It came as a bit of a surprise to me because when I went to Portugal to test the all-new 3 Series with which this new 4 Series shares a bunch of bits, the fantastic Portuguese roads did expose a few kinks in the 3 Series’ armour that I wasn’t expecting (mostly having to do with its weight). I did not feel this way with the 4 Series – in fact, it was quite the opposite.
The M440i I tested makes 382 horsepower and 364 pound-feet of torque from its twin-scroll turbo inline-six, but such are its launch and handling characteristics that it feels like it has way more power than that; you can thank the 11-hp boost provided by a 48V starter generator for some of that responsiveness. Which is not entirely out of the question as the Germans have been known to fudge power figures from time to time to help owners earn a better insurance rate and so their lower-end models don’t step on the toes of their top-spec stuff. So there may actually be a little more under the hood; it sure feels like it.
Even with the added weight of AWD and a hint of turbo lag, the relationship between the eight-speed automatic and the engine is a masterclass in powertrain balance and responsiveness. You’re carrying three-figure-speeds before you know it and the whole affair is one of such solidity and confidence that it almost never puts a wheel wrong.
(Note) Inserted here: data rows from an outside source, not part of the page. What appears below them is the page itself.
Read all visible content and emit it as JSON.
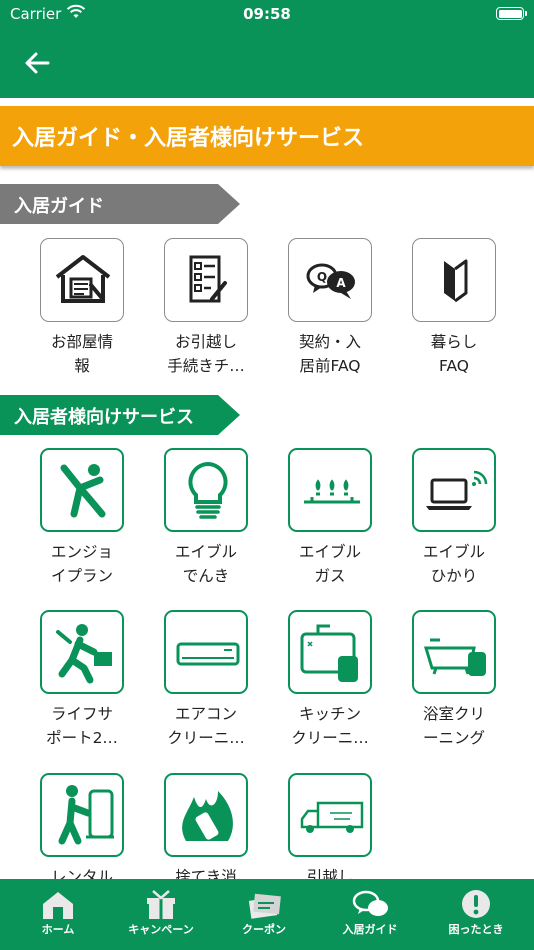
{
  "status_bar": {
    "carrier": "Carrier",
    "time": "09:58"
  },
  "nav": {
    "back_icon": "arrow-left-icon"
  },
  "banner": {
    "title": "入居ガイド・入居者様向けサービス",
    "color": "#f4a20a"
  },
  "colors": {
    "brand_green": "#0a9359",
    "gray_tag": "#7a7a7a"
  },
  "guide_section": {
    "title": "入居ガイド",
    "items": [
      {
        "label_line1": "お部屋情",
        "label_line2": "報",
        "icon": "house-document-icon"
      },
      {
        "label_line1": "お引越し",
        "label_line2": "手続きチ…",
        "icon": "checklist-icon"
      },
      {
        "label_line1": "契約・入",
        "label_line2": "居前FAQ",
        "icon": "qa-bubbles-icon"
      },
      {
        "label_line1": "暮らし",
        "label_line2": "FAQ",
        "icon": "beginner-mark-icon"
      }
    ]
  },
  "services_section": {
    "title": "入居者様向けサービス",
    "items": [
      {
        "label_line1": "エンジョ",
        "label_line2": "イプラン",
        "icon": "jumping-person-icon"
      },
      {
        "label_line1": "エイブル",
        "label_line2": "でんき",
        "icon": "light-bulb-icon"
      },
      {
        "label_line1": "エイブル",
        "label_line2": "ガス",
        "icon": "gas-stove-icon"
      },
      {
        "label_line1": "エイブル",
        "label_line2": "ひかり",
        "icon": "laptop-wifi-icon"
      },
      {
        "label_line1": "ライフサ",
        "label_line2": "ポート2…",
        "icon": "repairman-icon"
      },
      {
        "label_line1": "エアコン",
        "label_line2": "クリーニ…",
        "icon": "air-conditioner-icon"
      },
      {
        "label_line1": "キッチン",
        "label_line2": "クリーニ…",
        "icon": "kitchen-sink-icon"
      },
      {
        "label_line1": "浴室クリ",
        "label_line2": "ーニング",
        "icon": "bathtub-icon"
      },
      {
        "label_line1": "レンタル",
        "label_line2": "",
        "icon": "hand-truck-icon"
      },
      {
        "label_line1": "捨てき消",
        "label_line2": "",
        "icon": "fire-battery-icon"
      },
      {
        "label_line1": "引越し",
        "label_line2": "",
        "icon": "moving-truck-icon"
      }
    ]
  },
  "tab_bar": {
    "tabs": [
      {
        "label": "ホーム",
        "icon": "home-icon"
      },
      {
        "label": "キャンペーン",
        "icon": "gift-icon"
      },
      {
        "label": "クーポン",
        "icon": "coupon-icon"
      },
      {
        "label": "入居ガイド",
        "icon": "chat-bubbles-icon",
        "active": true
      },
      {
        "label": "困ったとき",
        "icon": "exclamation-icon"
      }
    ]
  }
}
The steering is as direct as most recent BMW M cars I’ve driven, and this vehicle so predictable and responsive that it feels as track-ready as any non-BMW M vehicle I’ve ever sampled, and I’ve sampled most of them. While only a small percentage of M440i owners are actually going to track their cars, even those who don’t will appreciate the aspects that ensure it’s no slouch in those environments. Especially in the more aggressive drive modes which bring the adaptive dampers to their firmest setting so that they anchor the car to the road over most any surface, while the M differential gamely shuffles power from the left to right wheels for max grip through the bends.
This is as perfect a sports car as we’ve ever seen from a 4 Series-not-named-M4, and that is a substantial feat. If I had one main complaint it would be pricing; at almost 80 grand as tested, my car’s price eclipses that of a Porsche 718 Cayman T and is knocking on the door of that of the Cayman S. Of course, you get a lot more creature comforts here than you do there (and you’re saving money over a base Cayman with an M440i sans option packages), but if that’s what you’re concerned about, then why not stick with the 430i xDrive and add a couple of comfort options?
So you do have to pay for it, but if you’re looking for a performance coupe or cabriolet that’s not too hard on the back and actually has room for four inside, it’s hard to do much better than this latest version of BMW’s venerable 4 Series, grilles be darned.
2021 BMW M440i xDrive Coupe
Price as tested: $78,995.00 CDN
2021 BMW M440i Cabriolet CDN
Price as tested: $87,450.00
Configuration: Front engine/all-wheel drive
Engine/transmission: 3.0L six-cylinder/8-speed auto
Power/torque: 382 horsepower/364 ft-lb of torque
Combined fuel economy rating: 9.2 L/100 km
Competitors: Audi S5 Coupé, Infiniti Q60 3.0t Red Sport, Mercedes-Benz C43 AMG Coupe, Porsche 718 Cayman T
Links: BMW Canada